## INFORMATION SUPPLIED
────────────────

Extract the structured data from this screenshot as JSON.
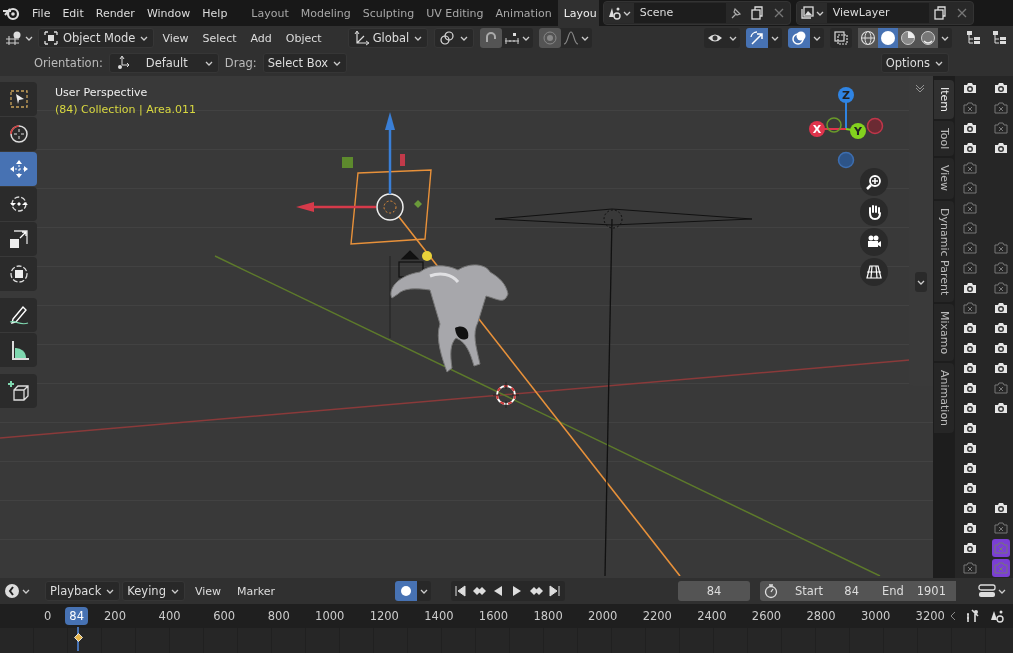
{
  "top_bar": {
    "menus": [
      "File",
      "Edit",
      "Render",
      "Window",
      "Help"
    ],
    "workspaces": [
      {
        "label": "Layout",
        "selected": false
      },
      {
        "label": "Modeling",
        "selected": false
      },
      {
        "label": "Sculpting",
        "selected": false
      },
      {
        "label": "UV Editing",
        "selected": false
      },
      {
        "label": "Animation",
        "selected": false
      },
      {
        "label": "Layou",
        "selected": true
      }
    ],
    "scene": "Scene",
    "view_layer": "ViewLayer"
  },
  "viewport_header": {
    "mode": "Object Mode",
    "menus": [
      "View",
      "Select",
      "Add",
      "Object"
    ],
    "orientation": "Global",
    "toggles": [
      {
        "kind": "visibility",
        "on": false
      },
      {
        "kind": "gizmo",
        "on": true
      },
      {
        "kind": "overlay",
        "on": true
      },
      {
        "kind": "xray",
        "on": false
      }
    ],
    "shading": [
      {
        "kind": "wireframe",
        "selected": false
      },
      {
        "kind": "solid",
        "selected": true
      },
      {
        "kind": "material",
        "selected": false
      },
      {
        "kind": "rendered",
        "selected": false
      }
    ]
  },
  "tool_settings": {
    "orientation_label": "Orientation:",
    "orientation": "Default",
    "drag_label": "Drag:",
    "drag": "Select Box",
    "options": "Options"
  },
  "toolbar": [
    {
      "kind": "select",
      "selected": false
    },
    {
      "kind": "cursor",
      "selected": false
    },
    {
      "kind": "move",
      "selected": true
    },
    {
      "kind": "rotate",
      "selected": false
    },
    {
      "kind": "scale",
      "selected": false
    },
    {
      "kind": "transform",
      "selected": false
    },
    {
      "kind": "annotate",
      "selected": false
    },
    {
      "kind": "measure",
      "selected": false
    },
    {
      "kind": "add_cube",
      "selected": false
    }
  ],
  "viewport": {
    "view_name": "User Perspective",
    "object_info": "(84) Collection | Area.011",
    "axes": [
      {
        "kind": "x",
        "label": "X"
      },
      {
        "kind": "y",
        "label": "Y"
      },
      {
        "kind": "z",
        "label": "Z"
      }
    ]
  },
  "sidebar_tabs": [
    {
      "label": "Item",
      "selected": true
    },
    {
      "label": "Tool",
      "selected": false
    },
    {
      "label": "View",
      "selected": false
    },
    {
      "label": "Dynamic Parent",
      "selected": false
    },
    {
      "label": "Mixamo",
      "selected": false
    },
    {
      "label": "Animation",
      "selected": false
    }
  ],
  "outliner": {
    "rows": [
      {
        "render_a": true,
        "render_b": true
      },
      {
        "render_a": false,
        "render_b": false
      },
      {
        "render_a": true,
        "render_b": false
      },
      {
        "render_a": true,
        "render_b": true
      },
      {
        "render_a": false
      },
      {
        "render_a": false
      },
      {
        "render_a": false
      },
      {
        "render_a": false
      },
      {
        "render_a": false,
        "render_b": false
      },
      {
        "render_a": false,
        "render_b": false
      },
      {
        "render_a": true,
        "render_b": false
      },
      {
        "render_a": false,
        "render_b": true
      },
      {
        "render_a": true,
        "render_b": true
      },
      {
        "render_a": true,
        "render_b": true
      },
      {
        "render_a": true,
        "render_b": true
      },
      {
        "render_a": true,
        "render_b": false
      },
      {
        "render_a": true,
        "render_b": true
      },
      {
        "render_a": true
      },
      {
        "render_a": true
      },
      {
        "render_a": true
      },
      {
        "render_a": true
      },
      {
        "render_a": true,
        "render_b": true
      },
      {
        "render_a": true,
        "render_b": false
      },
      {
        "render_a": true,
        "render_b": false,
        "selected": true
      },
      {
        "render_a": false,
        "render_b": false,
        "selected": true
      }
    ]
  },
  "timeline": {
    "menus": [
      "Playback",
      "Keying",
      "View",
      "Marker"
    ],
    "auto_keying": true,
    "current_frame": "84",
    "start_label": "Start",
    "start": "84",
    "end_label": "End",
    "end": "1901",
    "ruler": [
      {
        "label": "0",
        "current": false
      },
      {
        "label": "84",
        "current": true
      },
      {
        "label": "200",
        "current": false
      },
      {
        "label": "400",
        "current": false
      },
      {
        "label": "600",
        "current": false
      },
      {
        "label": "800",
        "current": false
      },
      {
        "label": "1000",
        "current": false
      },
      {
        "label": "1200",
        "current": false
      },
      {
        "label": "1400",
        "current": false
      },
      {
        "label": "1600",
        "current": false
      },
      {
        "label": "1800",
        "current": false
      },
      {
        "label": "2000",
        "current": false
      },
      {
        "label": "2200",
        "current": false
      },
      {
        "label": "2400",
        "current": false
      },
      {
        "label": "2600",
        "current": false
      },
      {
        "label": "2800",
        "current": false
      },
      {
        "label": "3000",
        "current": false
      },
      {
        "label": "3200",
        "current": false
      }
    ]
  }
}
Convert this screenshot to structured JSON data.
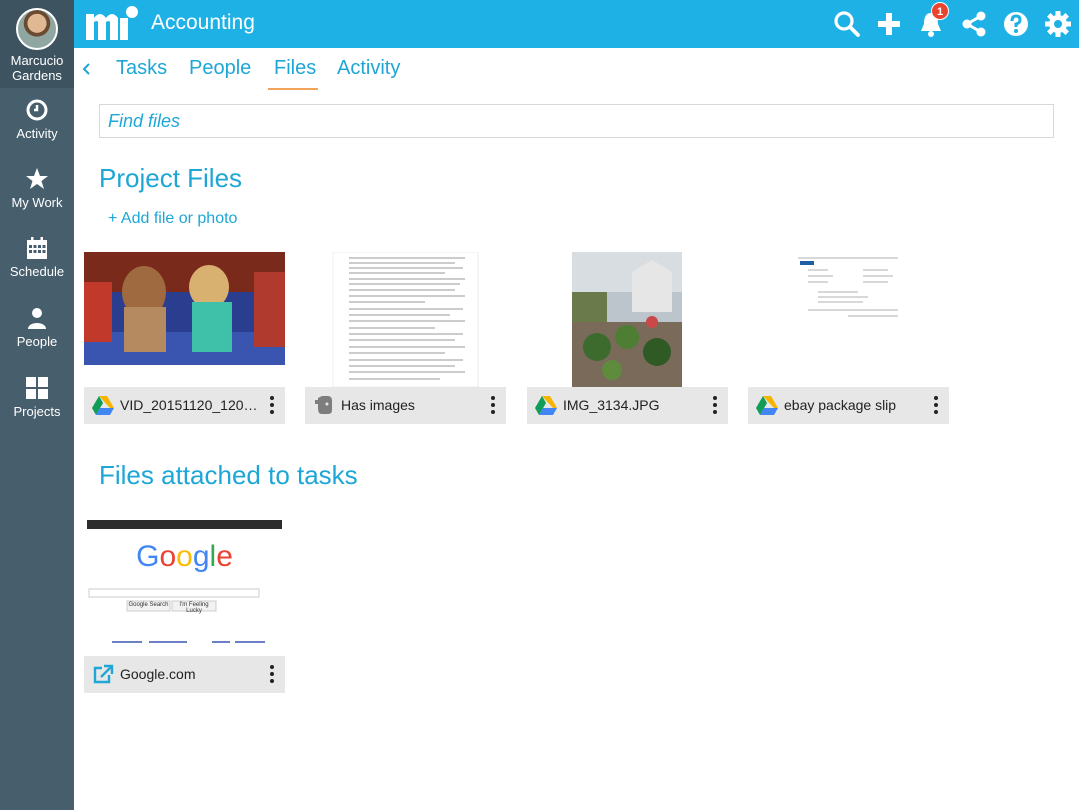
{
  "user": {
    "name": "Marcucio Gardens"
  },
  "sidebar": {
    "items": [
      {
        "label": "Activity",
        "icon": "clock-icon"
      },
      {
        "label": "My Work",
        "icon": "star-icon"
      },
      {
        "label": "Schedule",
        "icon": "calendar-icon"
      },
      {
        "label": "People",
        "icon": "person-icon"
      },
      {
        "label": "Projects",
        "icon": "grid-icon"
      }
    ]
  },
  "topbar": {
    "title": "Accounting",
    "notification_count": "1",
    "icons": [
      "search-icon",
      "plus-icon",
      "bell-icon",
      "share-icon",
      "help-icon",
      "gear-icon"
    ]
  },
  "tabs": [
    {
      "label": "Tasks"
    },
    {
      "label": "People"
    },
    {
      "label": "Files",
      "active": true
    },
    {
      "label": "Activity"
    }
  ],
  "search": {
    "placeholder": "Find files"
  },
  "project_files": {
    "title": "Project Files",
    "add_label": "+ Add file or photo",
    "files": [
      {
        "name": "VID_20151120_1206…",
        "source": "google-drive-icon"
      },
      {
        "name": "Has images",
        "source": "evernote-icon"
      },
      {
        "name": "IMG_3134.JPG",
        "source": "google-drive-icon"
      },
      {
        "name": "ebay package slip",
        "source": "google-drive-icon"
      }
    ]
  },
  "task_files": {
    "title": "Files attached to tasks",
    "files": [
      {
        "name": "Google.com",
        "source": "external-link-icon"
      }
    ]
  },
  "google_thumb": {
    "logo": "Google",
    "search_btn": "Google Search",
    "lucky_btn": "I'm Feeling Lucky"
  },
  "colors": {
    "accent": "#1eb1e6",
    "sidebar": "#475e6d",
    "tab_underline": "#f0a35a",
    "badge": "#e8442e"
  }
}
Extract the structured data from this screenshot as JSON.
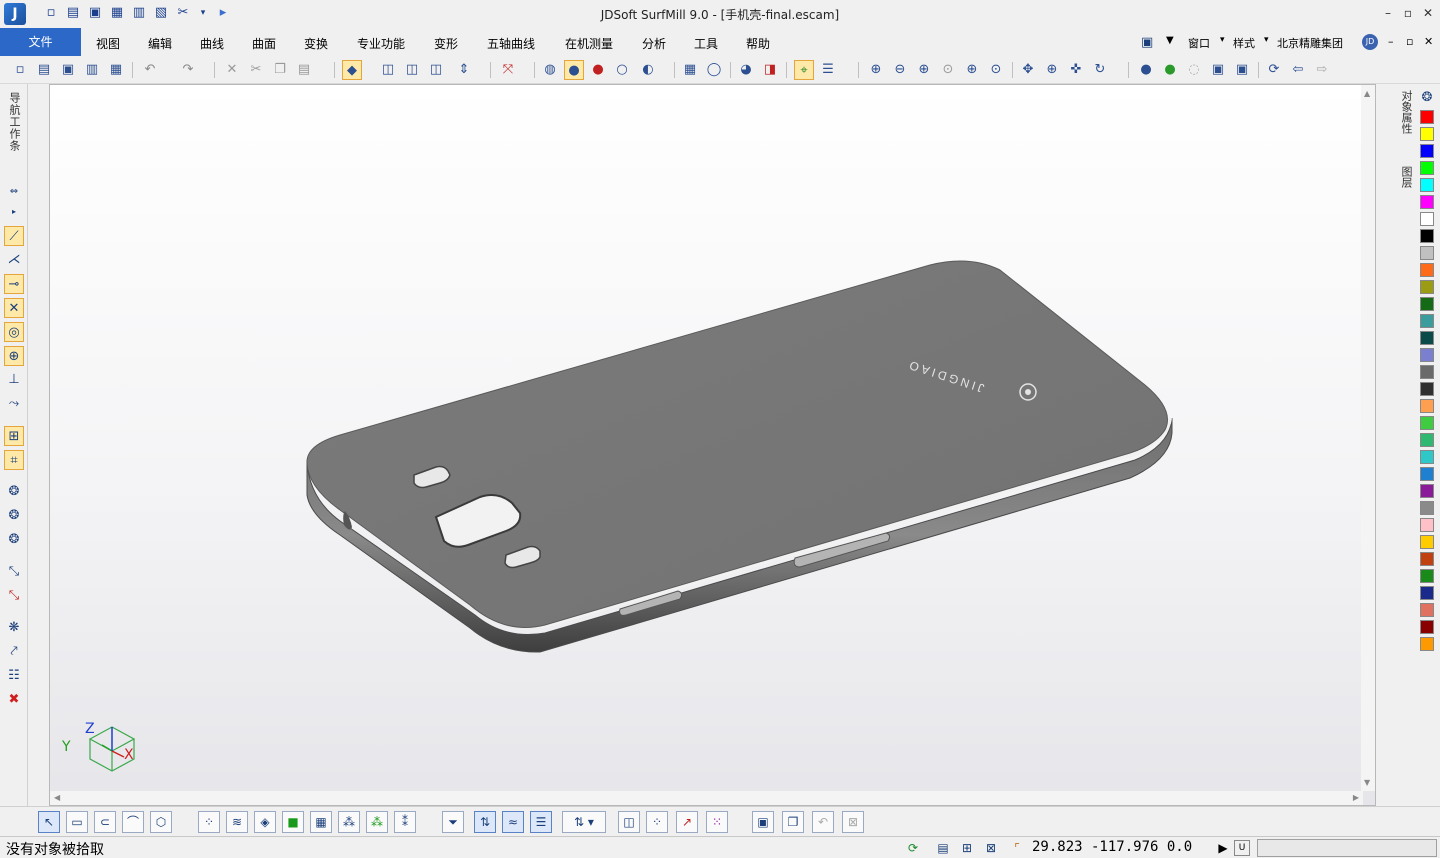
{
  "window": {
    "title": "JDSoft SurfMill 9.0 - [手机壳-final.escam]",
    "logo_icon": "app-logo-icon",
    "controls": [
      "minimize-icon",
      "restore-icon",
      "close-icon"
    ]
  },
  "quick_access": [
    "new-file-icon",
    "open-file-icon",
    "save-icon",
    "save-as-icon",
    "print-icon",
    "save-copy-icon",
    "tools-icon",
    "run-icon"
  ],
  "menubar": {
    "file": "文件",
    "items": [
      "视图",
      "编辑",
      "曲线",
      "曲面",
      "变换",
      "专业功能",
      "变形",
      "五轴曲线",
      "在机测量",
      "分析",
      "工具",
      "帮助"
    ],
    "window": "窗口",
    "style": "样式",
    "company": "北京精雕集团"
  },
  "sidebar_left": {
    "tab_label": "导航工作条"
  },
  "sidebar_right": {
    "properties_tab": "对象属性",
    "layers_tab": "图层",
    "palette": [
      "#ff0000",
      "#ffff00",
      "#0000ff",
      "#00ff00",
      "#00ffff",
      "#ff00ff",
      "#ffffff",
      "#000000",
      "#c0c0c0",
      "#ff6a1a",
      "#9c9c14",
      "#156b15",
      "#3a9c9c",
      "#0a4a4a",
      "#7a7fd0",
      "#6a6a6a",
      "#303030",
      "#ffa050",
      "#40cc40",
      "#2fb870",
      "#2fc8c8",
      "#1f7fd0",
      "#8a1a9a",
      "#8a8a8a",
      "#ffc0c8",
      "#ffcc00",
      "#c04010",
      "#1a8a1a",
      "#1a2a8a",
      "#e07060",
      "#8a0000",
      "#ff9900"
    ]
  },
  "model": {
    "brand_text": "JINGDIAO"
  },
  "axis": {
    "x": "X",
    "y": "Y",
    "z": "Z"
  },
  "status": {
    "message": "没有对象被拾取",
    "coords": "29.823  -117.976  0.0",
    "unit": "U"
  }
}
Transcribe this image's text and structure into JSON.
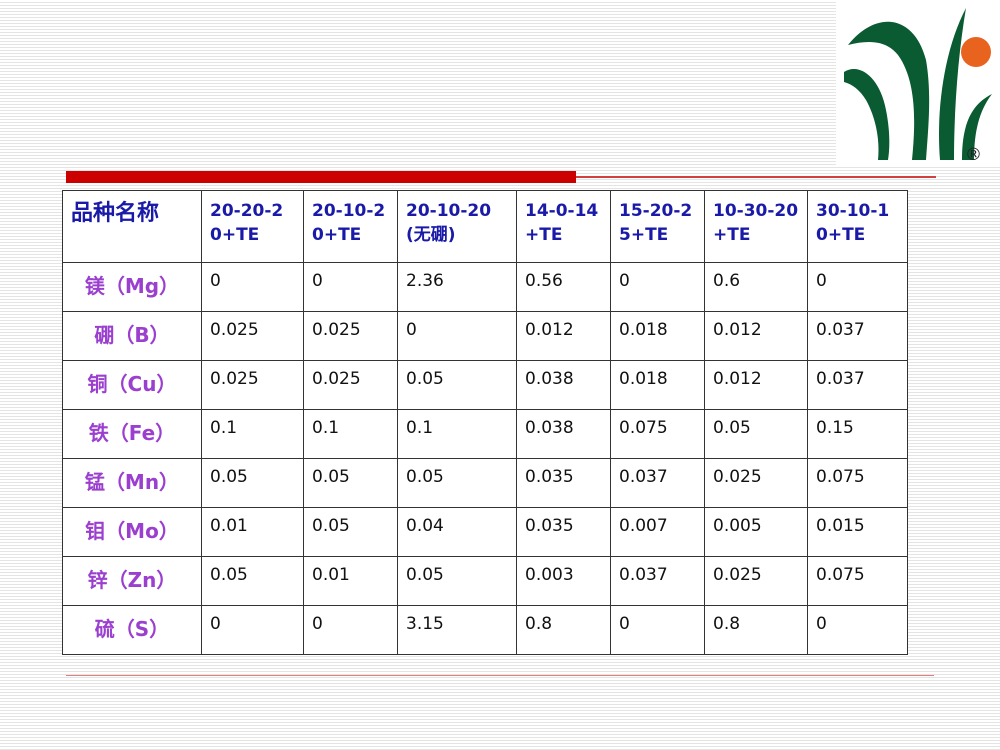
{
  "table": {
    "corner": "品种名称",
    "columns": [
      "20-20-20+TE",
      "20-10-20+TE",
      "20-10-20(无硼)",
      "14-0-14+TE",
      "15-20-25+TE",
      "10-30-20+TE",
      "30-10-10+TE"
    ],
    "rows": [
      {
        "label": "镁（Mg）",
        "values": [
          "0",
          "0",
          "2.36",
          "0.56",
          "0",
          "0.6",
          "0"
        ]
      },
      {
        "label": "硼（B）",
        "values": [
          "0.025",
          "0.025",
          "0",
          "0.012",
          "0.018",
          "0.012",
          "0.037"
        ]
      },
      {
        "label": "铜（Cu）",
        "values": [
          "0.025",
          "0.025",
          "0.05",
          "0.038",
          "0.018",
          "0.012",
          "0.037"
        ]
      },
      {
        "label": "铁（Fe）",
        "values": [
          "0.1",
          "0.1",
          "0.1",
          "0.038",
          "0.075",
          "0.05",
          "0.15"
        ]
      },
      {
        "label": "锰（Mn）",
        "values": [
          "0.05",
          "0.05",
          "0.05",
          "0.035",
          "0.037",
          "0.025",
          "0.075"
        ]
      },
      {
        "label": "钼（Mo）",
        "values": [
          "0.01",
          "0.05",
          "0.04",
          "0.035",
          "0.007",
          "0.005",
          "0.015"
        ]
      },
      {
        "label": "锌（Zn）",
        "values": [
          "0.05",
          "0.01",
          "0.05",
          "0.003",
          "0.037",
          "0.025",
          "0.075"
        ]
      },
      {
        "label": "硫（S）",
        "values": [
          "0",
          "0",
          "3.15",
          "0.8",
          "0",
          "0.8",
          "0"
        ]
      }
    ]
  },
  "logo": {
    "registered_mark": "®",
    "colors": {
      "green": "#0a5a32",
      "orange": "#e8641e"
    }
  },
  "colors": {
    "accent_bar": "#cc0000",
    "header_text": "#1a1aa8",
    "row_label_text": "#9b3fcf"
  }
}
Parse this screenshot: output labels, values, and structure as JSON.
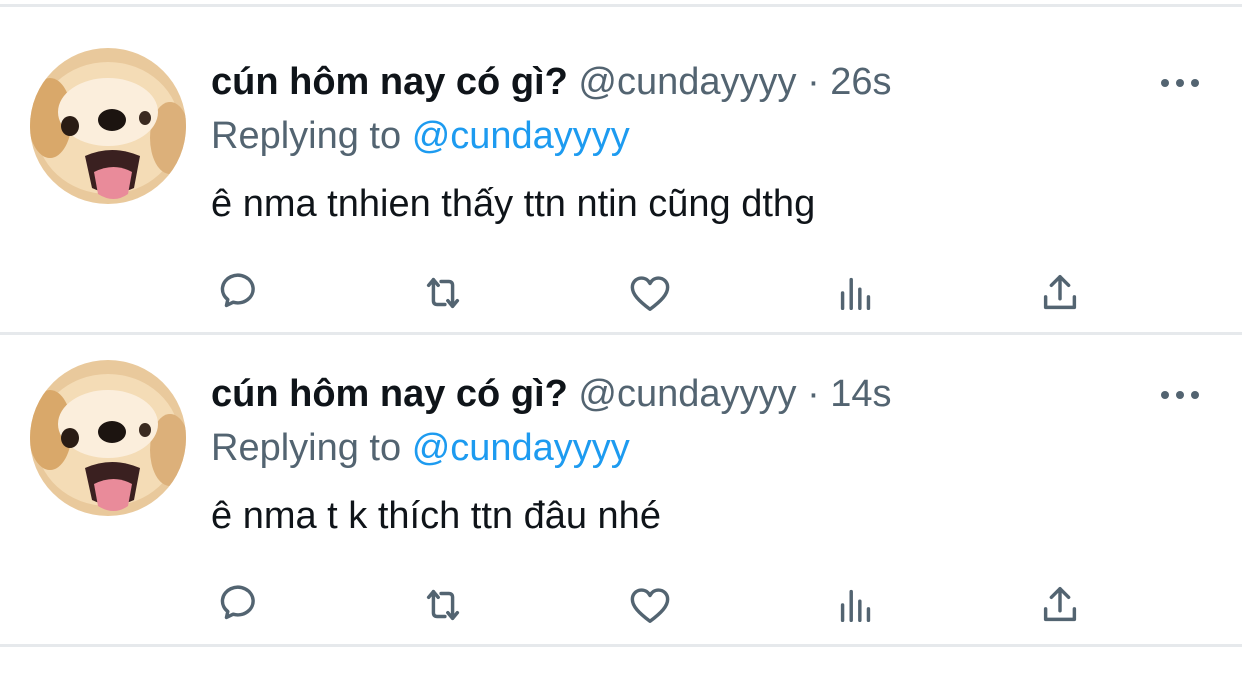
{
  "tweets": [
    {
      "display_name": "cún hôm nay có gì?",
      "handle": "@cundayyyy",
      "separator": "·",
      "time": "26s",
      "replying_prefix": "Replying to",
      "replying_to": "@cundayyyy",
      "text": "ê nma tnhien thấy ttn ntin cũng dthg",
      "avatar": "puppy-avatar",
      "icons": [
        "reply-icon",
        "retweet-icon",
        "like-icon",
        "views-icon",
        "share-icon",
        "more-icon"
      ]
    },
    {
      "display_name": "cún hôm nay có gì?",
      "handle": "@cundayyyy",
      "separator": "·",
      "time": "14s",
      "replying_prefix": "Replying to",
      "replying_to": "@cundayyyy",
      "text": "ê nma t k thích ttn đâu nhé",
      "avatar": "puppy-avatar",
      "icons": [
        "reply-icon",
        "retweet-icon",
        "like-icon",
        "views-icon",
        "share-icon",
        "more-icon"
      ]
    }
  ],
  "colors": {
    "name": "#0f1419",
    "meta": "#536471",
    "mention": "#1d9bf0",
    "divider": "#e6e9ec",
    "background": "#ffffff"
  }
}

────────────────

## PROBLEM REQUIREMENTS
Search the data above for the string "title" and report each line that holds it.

## SOLUTION BELOW
    "title": "Accounting",
    "title": "Project Files",
    "title": "Files attached to tasks",
    "title": "JDSoft SurfMill 9.0 - [手机壳-final.escam]",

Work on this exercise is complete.